Component data from apps and pages
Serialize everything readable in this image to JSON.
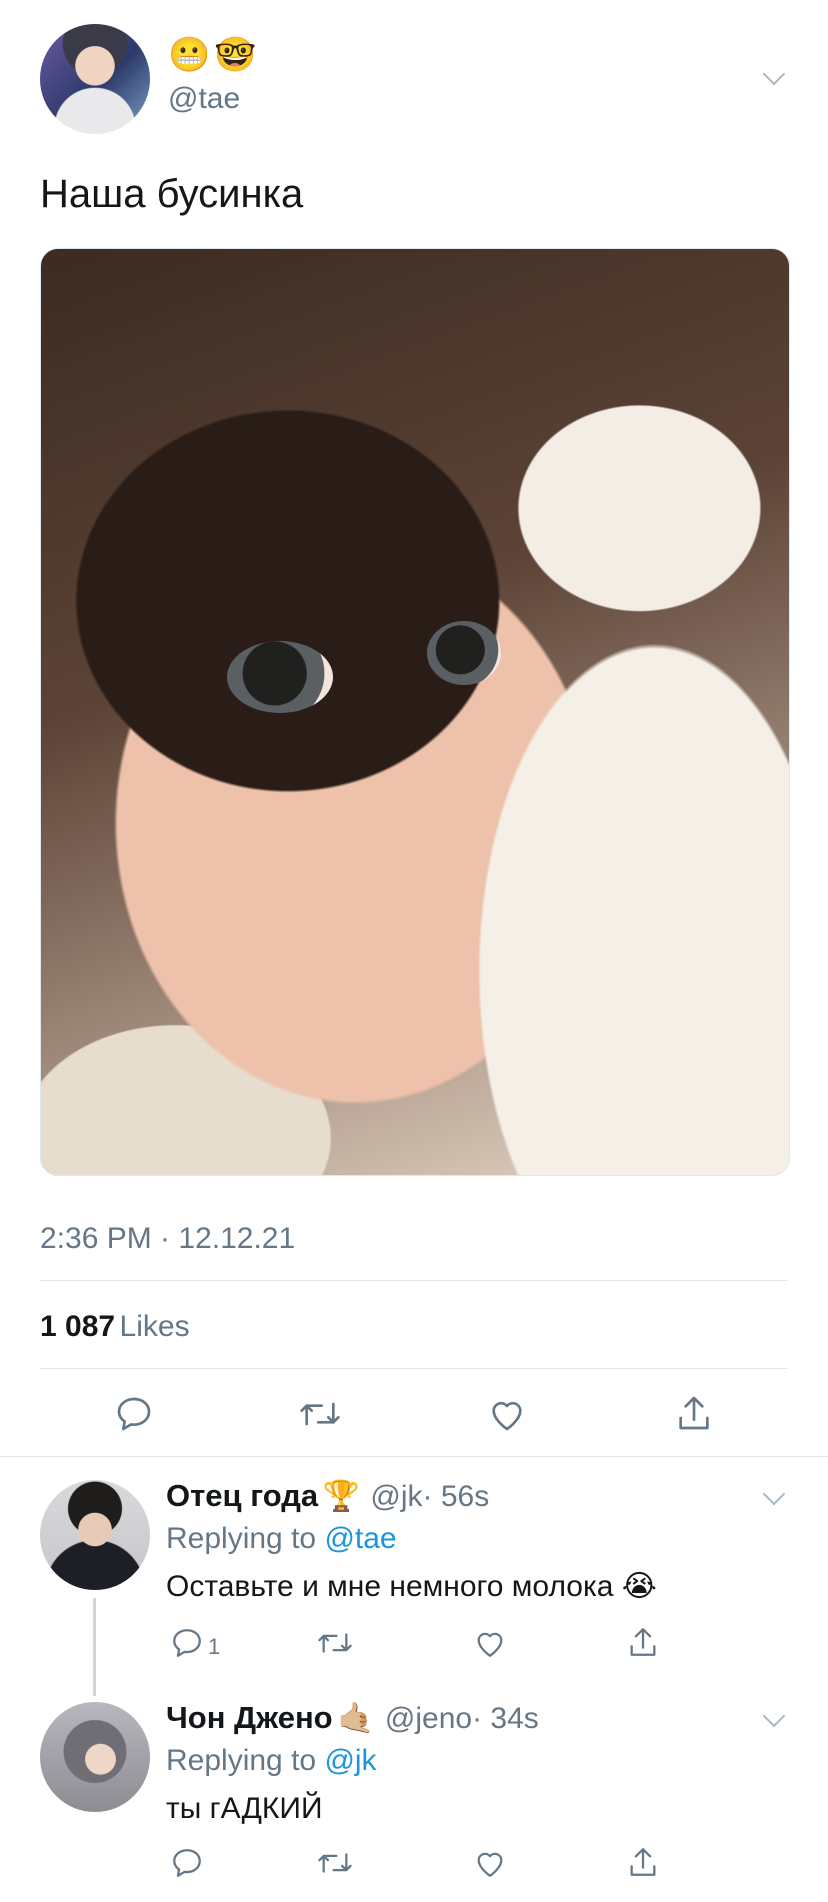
{
  "tweet": {
    "emojis": [
      "😬",
      "🤓"
    ],
    "handle": "@tae",
    "text": "Наша бусинка",
    "timestamp": "2:36 PM · 12.12.21",
    "likes_count": "1 087",
    "likes_label": "Likes"
  },
  "replies": [
    {
      "name": "Отец года",
      "name_emoji": "🏆",
      "handle": "@jk",
      "time": "· 56s",
      "replying_prefix": "Replying to",
      "replying_to": "@tae",
      "text": "Оставьте и мне немного молока",
      "text_emoji": "😭",
      "reply_count": "1"
    },
    {
      "name": "Чон Джено",
      "name_emoji": "🤙🏼",
      "handle": "@jeno",
      "time": "· 34s",
      "replying_prefix": "Replying to",
      "replying_to": "@jk",
      "text": "ты гАДКИЙ"
    }
  ],
  "icons": {
    "reply": "reply-icon",
    "retweet": "retweet-icon",
    "like": "like-icon",
    "share": "share-icon",
    "more": "chevron-down-icon"
  },
  "colors": {
    "text": "#14171a",
    "secondary": "#657786",
    "link": "#1b95e0",
    "divider": "#e1e8ed"
  }
}
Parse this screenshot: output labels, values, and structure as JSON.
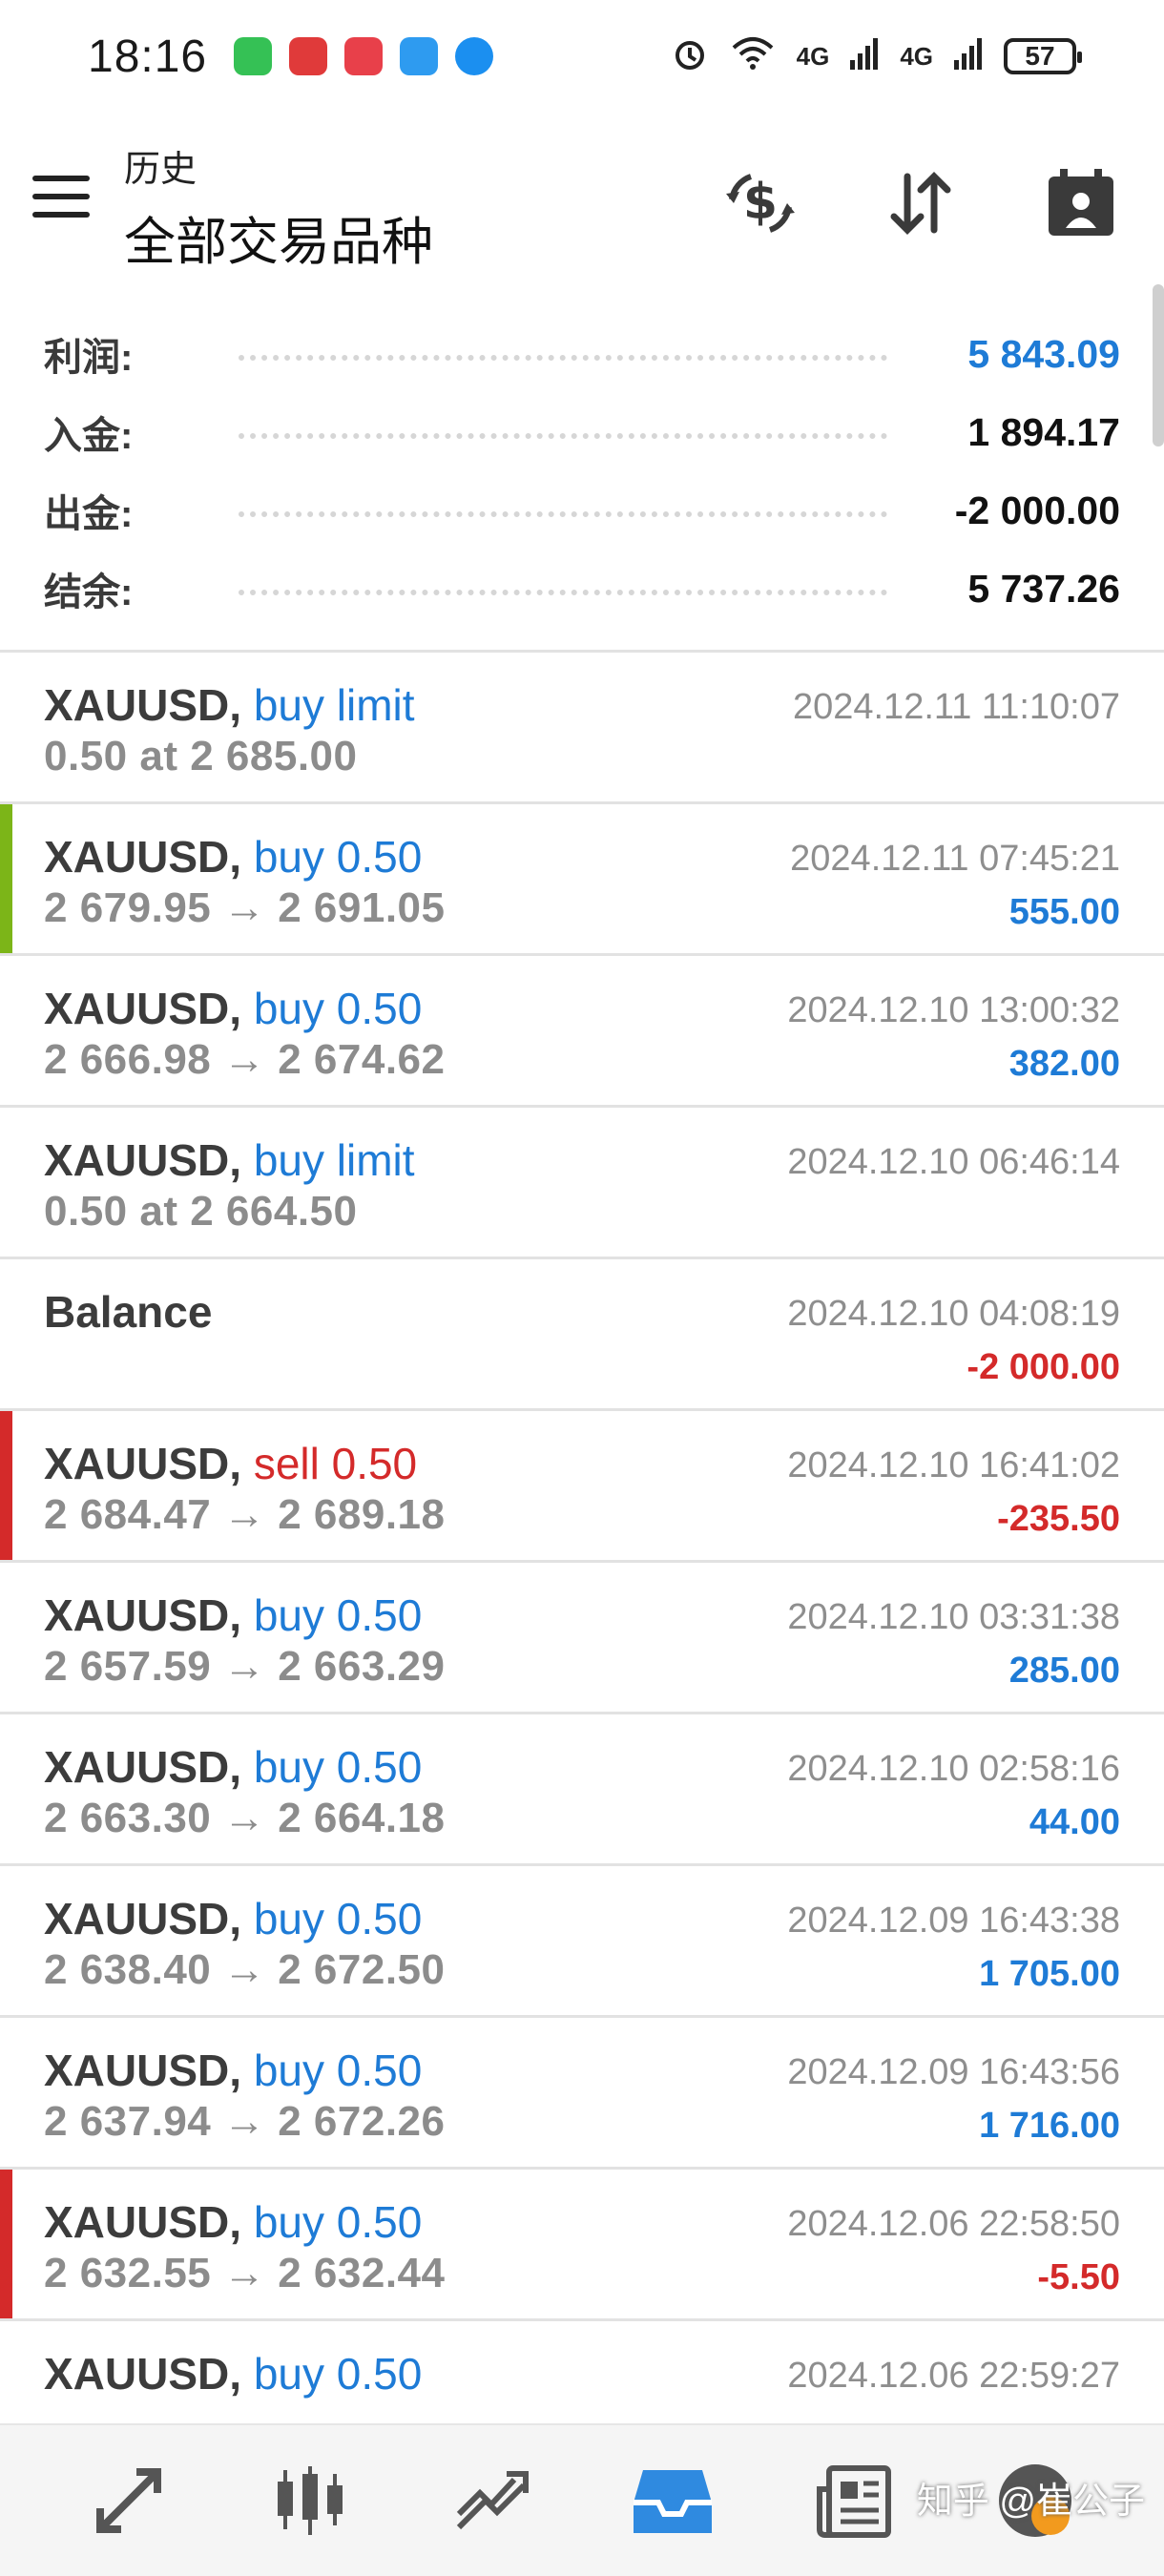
{
  "status_bar": {
    "time": "18:16",
    "network_left": "4G",
    "network_right": "4G",
    "battery": "57"
  },
  "header": {
    "title_small": "历史",
    "title_big": "全部交易品种"
  },
  "summary": [
    {
      "label": "利润:",
      "value": "5 843.09",
      "color": "#1e7bd6"
    },
    {
      "label": "入金:",
      "value": "1 894.17",
      "color": "#111111"
    },
    {
      "label": "出金:",
      "value": "-2 000.00",
      "color": "#111111"
    },
    {
      "label": "结余:",
      "value": "5 737.26",
      "color": "#111111"
    }
  ],
  "deals": [
    {
      "symbol": "XAUUSD,",
      "kind": "buy limit",
      "kind_color": "blue",
      "detail": "0.50 at 2 685.00",
      "time": "2024.12.11 11:10:07",
      "profit": "",
      "profit_color": "blue",
      "marker": ""
    },
    {
      "symbol": "XAUUSD,",
      "kind": "buy 0.50",
      "kind_color": "blue",
      "detail": "2 679.95 → 2 691.05",
      "time": "2024.12.11 07:45:21",
      "profit": "555.00",
      "profit_color": "blue",
      "marker": "#7cb518"
    },
    {
      "symbol": "XAUUSD,",
      "kind": "buy 0.50",
      "kind_color": "blue",
      "detail": "2 666.98 → 2 674.62",
      "time": "2024.12.10 13:00:32",
      "profit": "382.00",
      "profit_color": "blue",
      "marker": ""
    },
    {
      "symbol": "XAUUSD,",
      "kind": "buy limit",
      "kind_color": "blue",
      "detail": "0.50 at 2 664.50",
      "time": "2024.12.10 06:46:14",
      "profit": "",
      "profit_color": "blue",
      "marker": ""
    },
    {
      "symbol": "Balance",
      "kind": "",
      "kind_color": "blue",
      "detail": "",
      "time": "2024.12.10 04:08:19",
      "profit": "-2 000.00",
      "profit_color": "red",
      "marker": ""
    },
    {
      "symbol": "XAUUSD,",
      "kind": "sell 0.50",
      "kind_color": "red",
      "detail": "2 684.47 → 2 689.18",
      "time": "2024.12.10 16:41:02",
      "profit": "-235.50",
      "profit_color": "red",
      "marker": "#d42a2a"
    },
    {
      "symbol": "XAUUSD,",
      "kind": "buy 0.50",
      "kind_color": "blue",
      "detail": "2 657.59 → 2 663.29",
      "time": "2024.12.10 03:31:38",
      "profit": "285.00",
      "profit_color": "blue",
      "marker": ""
    },
    {
      "symbol": "XAUUSD,",
      "kind": "buy 0.50",
      "kind_color": "blue",
      "detail": "2 663.30 → 2 664.18",
      "time": "2024.12.10 02:58:16",
      "profit": "44.00",
      "profit_color": "blue",
      "marker": ""
    },
    {
      "symbol": "XAUUSD,",
      "kind": "buy 0.50",
      "kind_color": "blue",
      "detail": "2 638.40 → 2 672.50",
      "time": "2024.12.09 16:43:38",
      "profit": "1 705.00",
      "profit_color": "blue",
      "marker": ""
    },
    {
      "symbol": "XAUUSD,",
      "kind": "buy 0.50",
      "kind_color": "blue",
      "detail": "2 637.94 → 2 672.26",
      "time": "2024.12.09 16:43:56",
      "profit": "1 716.00",
      "profit_color": "blue",
      "marker": ""
    },
    {
      "symbol": "XAUUSD,",
      "kind": "buy 0.50",
      "kind_color": "blue",
      "detail": "2 632.55 → 2 632.44",
      "time": "2024.12.06 22:58:50",
      "profit": "-5.50",
      "profit_color": "red",
      "marker": "#d42a2a"
    },
    {
      "symbol": "XAUUSD,",
      "kind": "buy 0.50",
      "kind_color": "blue",
      "detail": "",
      "time": "2024.12.06 22:59:27",
      "profit": "",
      "profit_color": "red",
      "marker": ""
    }
  ],
  "bottom_nav": [
    {
      "icon": "quotes-icon"
    },
    {
      "icon": "chart-icon"
    },
    {
      "icon": "trade-icon"
    },
    {
      "icon": "history-icon",
      "active": true
    },
    {
      "icon": "news-icon"
    },
    {
      "icon": "chat-icon"
    }
  ],
  "watermark": "知乎 @崔公子",
  "colors": {
    "accent_blue": "#1e7bd6",
    "loss_red": "#d42a2a",
    "profit_green_marker": "#7cb518"
  }
}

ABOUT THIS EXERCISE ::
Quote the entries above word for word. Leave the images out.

WRITTEN ANSWER ::
Serialize everything readable in this image to JSON.
{
  "tweet": {
    "emojis": [
      "😬",
      "🤓"
    ],
    "handle": "@tae",
    "text": "Наша бусинка",
    "timestamp": "2:36 PM · 12.12.21",
    "likes_count": "1 087",
    "likes_label": "Likes"
  },
  "replies": [
    {
      "name": "Отец года",
      "name_emoji": "🏆",
      "handle": "@jk",
      "time": "· 56s",
      "replying_prefix": "Replying to",
      "replying_to": "@tae",
      "text": "Оставьте и мне немного молока",
      "text_emoji": "😭",
      "reply_count": "1"
    },
    {
      "name": "Чон Джено",
      "name_emoji": "🤙🏼",
      "handle": "@jeno",
      "time": "· 34s",
      "replying_prefix": "Replying to",
      "replying_to": "@jk",
      "text": "ты гАДКИЙ"
    }
  ],
  "icons": {
    "reply": "reply-icon",
    "retweet": "retweet-icon",
    "like": "like-icon",
    "share": "share-icon",
    "more": "chevron-down-icon"
  },
  "colors": {
    "text": "#14171a",
    "secondary": "#657786",
    "link": "#1b95e0",
    "divider": "#e1e8ed"
  }
}
Parse this screenshot: output labels, values, and structure as JSON.
{
  "status_bar": {
    "time": "18:16",
    "network_left": "4G",
    "network_right": "4G",
    "battery": "57"
  },
  "header": {
    "title_small": "历史",
    "title_big": "全部交易品种"
  },
  "summary": [
    {
      "label": "利润:",
      "value": "5 843.09",
      "color": "#1e7bd6"
    },
    {
      "label": "入金:",
      "value": "1 894.17",
      "color": "#111111"
    },
    {
      "label": "出金:",
      "value": "-2 000.00",
      "color": "#111111"
    },
    {
      "label": "结余:",
      "value": "5 737.26",
      "color": "#111111"
    }
  ],
  "deals": [
    {
      "symbol": "XAUUSD,",
      "kind": "buy limit",
      "kind_color": "blue",
      "detail": "0.50 at 2 685.00",
      "time": "2024.12.11 11:10:07",
      "profit": "",
      "profit_color": "blue",
      "marker": ""
    },
    {
      "symbol": "XAUUSD,",
      "kind": "buy 0.50",
      "kind_color": "blue",
      "detail": "2 679.95 → 2 691.05",
      "time": "2024.12.11 07:45:21",
      "profit": "555.00",
      "profit_color": "blue",
      "marker": "#7cb518"
    },
    {
      "symbol": "XAUUSD,",
      "kind": "buy 0.50",
      "kind_color": "blue",
      "detail": "2 666.98 → 2 674.62",
      "time": "2024.12.10 13:00:32",
      "profit": "382.00",
      "profit_color": "blue",
      "marker": ""
    },
    {
      "symbol": "XAUUSD,",
      "kind": "buy limit",
      "kind_color": "blue",
      "detail": "0.50 at 2 664.50",
      "time": "2024.12.10 06:46:14",
      "profit": "",
      "profit_color": "blue",
      "marker": ""
    },
    {
      "symbol": "Balance",
      "kind": "",
      "kind_color": "blue",
      "detail": "",
      "time": "2024.12.10 04:08:19",
      "profit": "-2 000.00",
      "profit_color": "red",
      "marker": ""
    },
    {
      "symbol": "XAUUSD,",
      "kind": "sell 0.50",
      "kind_color": "red",
      "detail": "2 684.47 → 2 689.18",
      "time": "2024.12.10 16:41:02",
      "profit": "-235.50",
      "profit_color": "red",
      "marker": "#d42a2a"
    },
    {
      "symbol": "XAUUSD,",
      "kind": "buy 0.50",
      "kind_color": "blue",
      "detail": "2 657.59 → 2 663.29",
      "time": "2024.12.10 03:31:38",
      "profit": "285.00",
      "profit_color": "blue",
      "marker": ""
    },
    {
      "symbol": "XAUUSD,",
      "kind": "buy 0.50",
      "kind_color": "blue",
      "detail": "2 663.30 → 2 664.18",
      "time": "2024.12.10 02:58:16",
      "profit": "44.00",
      "profit_color": "blue",
      "marker": ""
    },
    {
      "symbol": "XAUUSD,",
      "kind": "buy 0.50",
      "kind_color": "blue",
      "detail": "2 638.40 → 2 672.50",
      "time": "2024.12.09 16:43:38",
      "profit": "1 705.00",
      "profit_color": "blue",
      "marker": ""
    },
    {
      "symbol": "XAUUSD,",
      "kind": "buy 0.50",
      "kind_color": "blue",
      "detail": "2 637.94 → 2 672.26",
      "time": "2024.12.09 16:43:56",
      "profit": "1 716.00",
      "profit_color": "blue",
      "marker": ""
    },
    {
      "symbol": "XAUUSD,",
      "kind": "buy 0.50",
      "kind_color": "blue",
      "detail": "2 632.55 → 2 632.44",
      "time": "2024.12.06 22:58:50",
      "profit": "-5.50",
      "profit_color": "red",
      "marker": "#d42a2a"
    },
    {
      "symbol": "XAUUSD,",
      "kind": "buy 0.50",
      "kind_color": "blue",
      "detail": "",
      "time": "2024.12.06 22:59:27",
      "profit": "",
      "profit_color": "red",
      "marker": ""
    }
  ],
  "bottom_nav": [
    {
      "icon": "quotes-icon"
    },
    {
      "icon": "chart-icon"
    },
    {
      "icon": "trade-icon"
    },
    {
      "icon": "history-icon",
      "active": true
    },
    {
      "icon": "news-icon"
    },
    {
      "icon": "chat-icon"
    }
  ],
  "watermark": "知乎 @崔公子",
  "colors": {
    "accent_blue": "#1e7bd6",
    "loss_red": "#d42a2a",
    "profit_green_marker": "#7cb518"
  }
}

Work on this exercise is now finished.